Segment Start: PROVIDED MATERIAL

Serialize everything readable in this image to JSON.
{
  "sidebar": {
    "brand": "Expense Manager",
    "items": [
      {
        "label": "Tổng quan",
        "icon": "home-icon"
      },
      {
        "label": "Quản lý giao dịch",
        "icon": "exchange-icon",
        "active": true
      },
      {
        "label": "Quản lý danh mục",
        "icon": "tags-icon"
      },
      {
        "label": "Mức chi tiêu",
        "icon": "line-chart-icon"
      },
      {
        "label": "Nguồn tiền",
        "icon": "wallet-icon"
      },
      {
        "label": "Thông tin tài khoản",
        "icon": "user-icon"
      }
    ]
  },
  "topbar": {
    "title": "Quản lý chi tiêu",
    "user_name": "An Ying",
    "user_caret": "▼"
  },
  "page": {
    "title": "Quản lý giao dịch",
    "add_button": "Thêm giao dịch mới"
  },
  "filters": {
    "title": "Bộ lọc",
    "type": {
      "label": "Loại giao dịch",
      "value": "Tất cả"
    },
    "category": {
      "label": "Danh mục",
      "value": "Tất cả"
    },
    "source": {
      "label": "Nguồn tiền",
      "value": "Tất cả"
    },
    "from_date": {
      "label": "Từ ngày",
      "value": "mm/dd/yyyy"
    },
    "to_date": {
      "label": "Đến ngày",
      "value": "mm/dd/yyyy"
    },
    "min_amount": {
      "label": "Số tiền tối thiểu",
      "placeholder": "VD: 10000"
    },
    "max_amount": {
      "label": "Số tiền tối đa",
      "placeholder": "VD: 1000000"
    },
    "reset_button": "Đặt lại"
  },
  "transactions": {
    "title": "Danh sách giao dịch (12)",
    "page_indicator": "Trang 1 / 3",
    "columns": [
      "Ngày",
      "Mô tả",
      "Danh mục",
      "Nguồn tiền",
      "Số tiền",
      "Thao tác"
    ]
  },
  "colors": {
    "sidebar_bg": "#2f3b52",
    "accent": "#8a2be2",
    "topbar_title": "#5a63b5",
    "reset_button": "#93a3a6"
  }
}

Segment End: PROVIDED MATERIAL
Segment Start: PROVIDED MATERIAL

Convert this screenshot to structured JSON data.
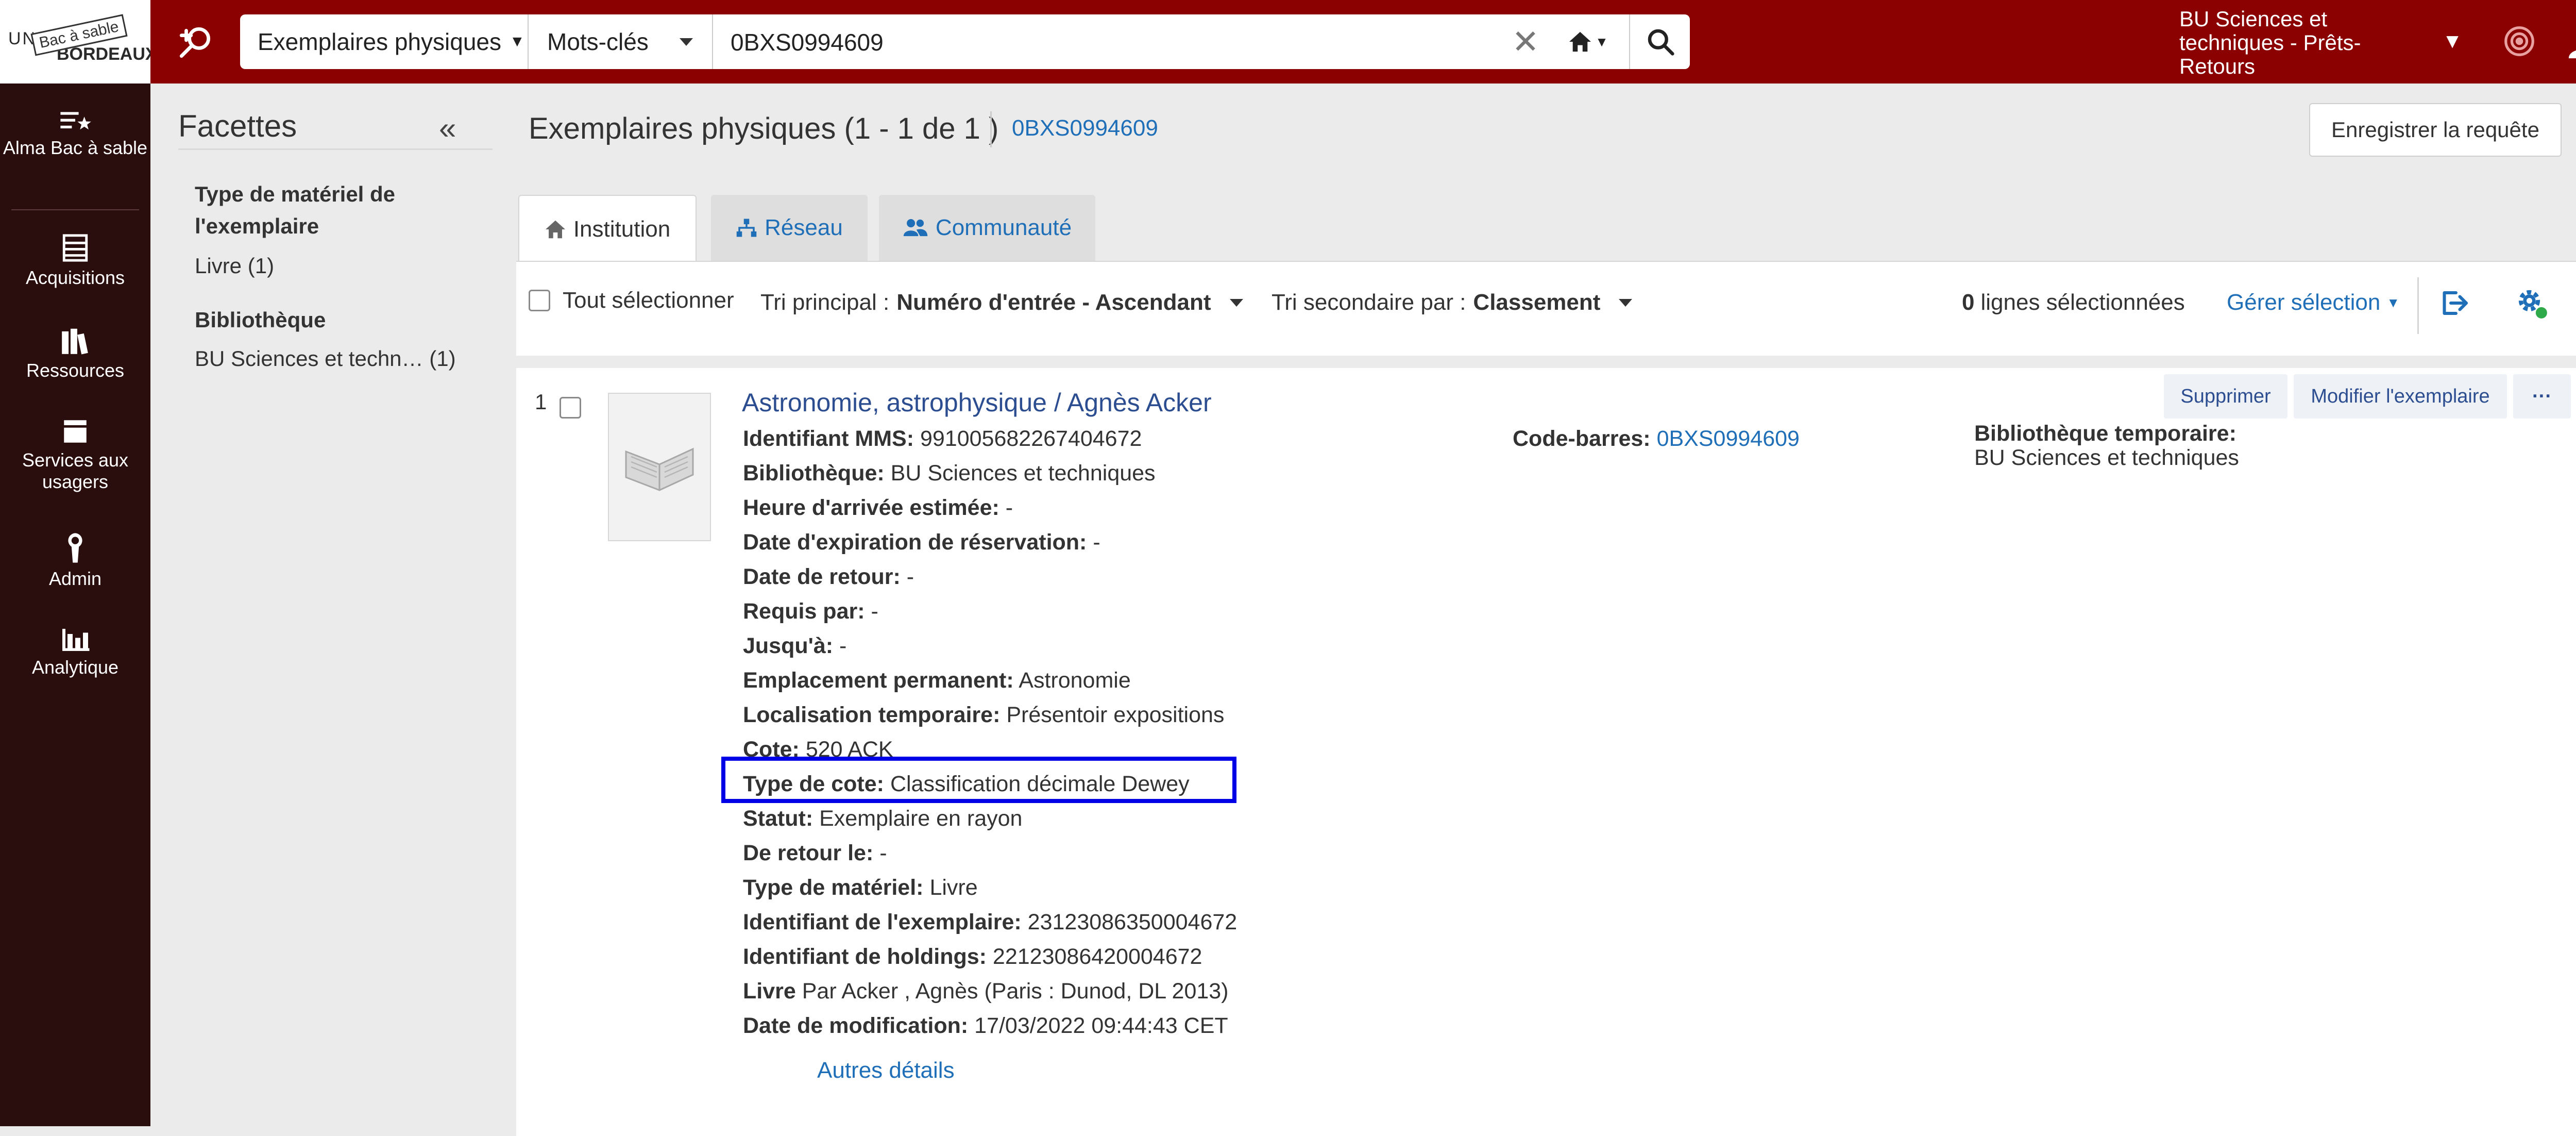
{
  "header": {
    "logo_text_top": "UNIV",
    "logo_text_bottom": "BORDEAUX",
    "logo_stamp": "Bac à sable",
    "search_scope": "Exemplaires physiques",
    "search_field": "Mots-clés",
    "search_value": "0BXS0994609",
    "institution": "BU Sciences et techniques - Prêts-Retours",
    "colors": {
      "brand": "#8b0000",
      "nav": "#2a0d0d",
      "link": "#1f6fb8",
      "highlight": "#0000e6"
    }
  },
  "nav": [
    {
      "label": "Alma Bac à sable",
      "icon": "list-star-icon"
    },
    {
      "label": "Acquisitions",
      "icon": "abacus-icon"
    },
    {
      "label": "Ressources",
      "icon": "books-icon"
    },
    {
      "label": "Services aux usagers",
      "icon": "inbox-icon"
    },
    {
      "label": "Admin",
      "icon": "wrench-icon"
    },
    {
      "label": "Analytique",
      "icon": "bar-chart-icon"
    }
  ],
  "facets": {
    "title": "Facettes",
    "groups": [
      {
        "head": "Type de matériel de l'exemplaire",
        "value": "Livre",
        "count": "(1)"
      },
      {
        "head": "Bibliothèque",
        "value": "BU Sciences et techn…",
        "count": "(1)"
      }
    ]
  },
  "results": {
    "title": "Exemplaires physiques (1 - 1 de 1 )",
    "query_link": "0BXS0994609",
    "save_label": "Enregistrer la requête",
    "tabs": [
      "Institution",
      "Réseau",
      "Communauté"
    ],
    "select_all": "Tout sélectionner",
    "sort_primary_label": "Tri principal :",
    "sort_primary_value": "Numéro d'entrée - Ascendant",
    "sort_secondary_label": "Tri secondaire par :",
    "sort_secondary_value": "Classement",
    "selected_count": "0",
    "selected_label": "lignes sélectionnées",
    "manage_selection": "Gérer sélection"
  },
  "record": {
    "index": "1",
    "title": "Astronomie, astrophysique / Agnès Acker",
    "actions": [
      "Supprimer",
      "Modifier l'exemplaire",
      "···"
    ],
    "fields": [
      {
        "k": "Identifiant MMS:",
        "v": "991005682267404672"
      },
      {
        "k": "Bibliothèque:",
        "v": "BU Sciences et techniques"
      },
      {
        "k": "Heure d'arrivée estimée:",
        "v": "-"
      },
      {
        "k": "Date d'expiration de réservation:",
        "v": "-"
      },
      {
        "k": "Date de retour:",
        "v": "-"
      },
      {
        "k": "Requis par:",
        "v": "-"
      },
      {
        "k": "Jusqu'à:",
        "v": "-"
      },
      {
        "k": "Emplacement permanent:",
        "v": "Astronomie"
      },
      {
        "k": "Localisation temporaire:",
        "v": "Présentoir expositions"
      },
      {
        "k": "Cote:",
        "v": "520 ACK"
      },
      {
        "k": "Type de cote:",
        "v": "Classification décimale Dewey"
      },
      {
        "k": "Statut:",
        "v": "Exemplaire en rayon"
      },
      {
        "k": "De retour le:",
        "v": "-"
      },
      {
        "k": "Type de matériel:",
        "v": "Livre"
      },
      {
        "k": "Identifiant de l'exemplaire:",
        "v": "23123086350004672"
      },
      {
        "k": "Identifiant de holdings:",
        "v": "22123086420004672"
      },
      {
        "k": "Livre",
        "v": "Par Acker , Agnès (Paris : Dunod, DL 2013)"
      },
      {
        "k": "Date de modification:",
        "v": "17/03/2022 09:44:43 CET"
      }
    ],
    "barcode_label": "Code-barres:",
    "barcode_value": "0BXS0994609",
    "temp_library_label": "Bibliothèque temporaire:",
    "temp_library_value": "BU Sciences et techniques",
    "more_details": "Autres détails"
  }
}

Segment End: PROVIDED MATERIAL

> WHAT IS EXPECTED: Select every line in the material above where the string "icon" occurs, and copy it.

> WRITTEN RESPONSE:
        "icon": "home-icon"
        "icon": "exchange-icon",
        "icon": "tags-icon"
        "icon": "line-chart-icon"
        "icon": "wallet-icon"
        "icon": "user-icon"
      "icon": "list-star-icon"
      "icon": "abacus-icon"
      "icon": "books-icon"
      "icon": "inbox-icon"
      "icon": "wrench-icon"
      "icon": "bar-chart-icon"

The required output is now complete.